Asset Quality Score
Bankrate uses this test to determine the effect of problem assets, such as unpaid mortgages, on the bank's loan loss reserves and overall capitalization.
Having extensive holdings of these kinds of assets may eventually force a bank to use capital to absorb losses, diminishing its cushion of equity. It also means that there are likely to be many assets that are in non-accrual status and no longer earning interest for the bank, pushing down earnings and increasing the chances of a failure in the future.
Central State Bank scored 40 out of a possible 40 points on Bankrate's asset quality test, beating out the national average of 37.49.
The percentage of problem assets a bank holds compared to its total assets is a helpful indicator of asset quality.As of December 31, 2017, 0.06 percent of Central State Bank's loans were noncurrent -- in other words, they were more than 90 days past due or were in non-accrual status. That's below the national average of 1.01 percent.

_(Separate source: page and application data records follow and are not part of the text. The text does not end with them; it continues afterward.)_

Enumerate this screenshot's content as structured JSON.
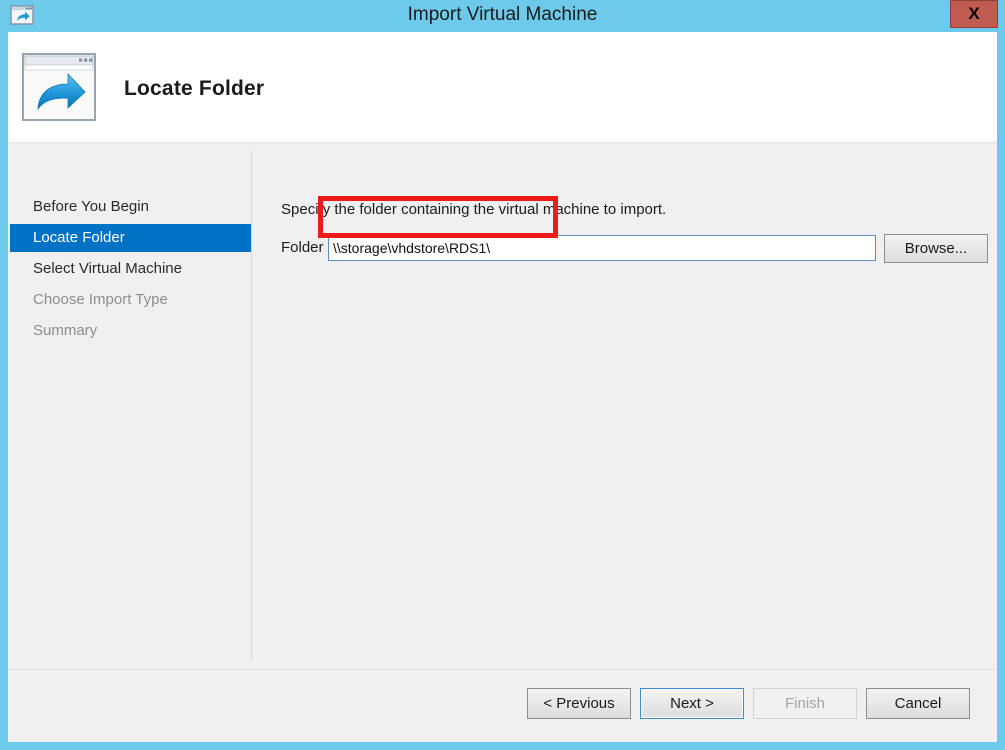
{
  "window": {
    "title": "Import Virtual Machine",
    "title_icon": "window-arrow-icon",
    "close_label": "X",
    "chrome_color": "#6ECAEA"
  },
  "header": {
    "title": "Locate Folder",
    "icon": "window-export-arrow-icon"
  },
  "sidebar": {
    "items": [
      {
        "label": "Before You Begin",
        "state": "normal"
      },
      {
        "label": "Locate Folder",
        "state": "selected"
      },
      {
        "label": "Select Virtual Machine",
        "state": "normal"
      },
      {
        "label": "Choose Import Type",
        "state": "dim"
      },
      {
        "label": "Summary",
        "state": "dim"
      }
    ],
    "selected_color": "#0072C6"
  },
  "content": {
    "instruction": "Specify the folder containing the virtual machine to import.",
    "folder_label": "Folder",
    "folder_value": "\\\\storage\\vhdstore\\RDS1\\",
    "folder_placeholder": "",
    "browse_label": "Browse..."
  },
  "annotation": {
    "color": "#EE1B17",
    "target": "folder-input"
  },
  "footer": {
    "buttons": [
      {
        "label": "< Previous",
        "state": "normal"
      },
      {
        "label": "Next >",
        "state": "focused"
      },
      {
        "label": "Finish",
        "state": "disabled"
      },
      {
        "label": "Cancel",
        "state": "normal"
      }
    ]
  }
}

Banks maintain a reserve to handle troubled assets known as an "allowance for loan and lease losses." The size of that reserve can be a handy indicator when evaluating a bank's ability to manage troubled assets, especially when compared to the total amount of problematic loans. Central State Bank's loan loss allowance was 2,323.89 percent of its total noncurrent loans, exceeding the national average. All things being equal, the higher the ratio of loan loss allowance to noncurrent loans, the better.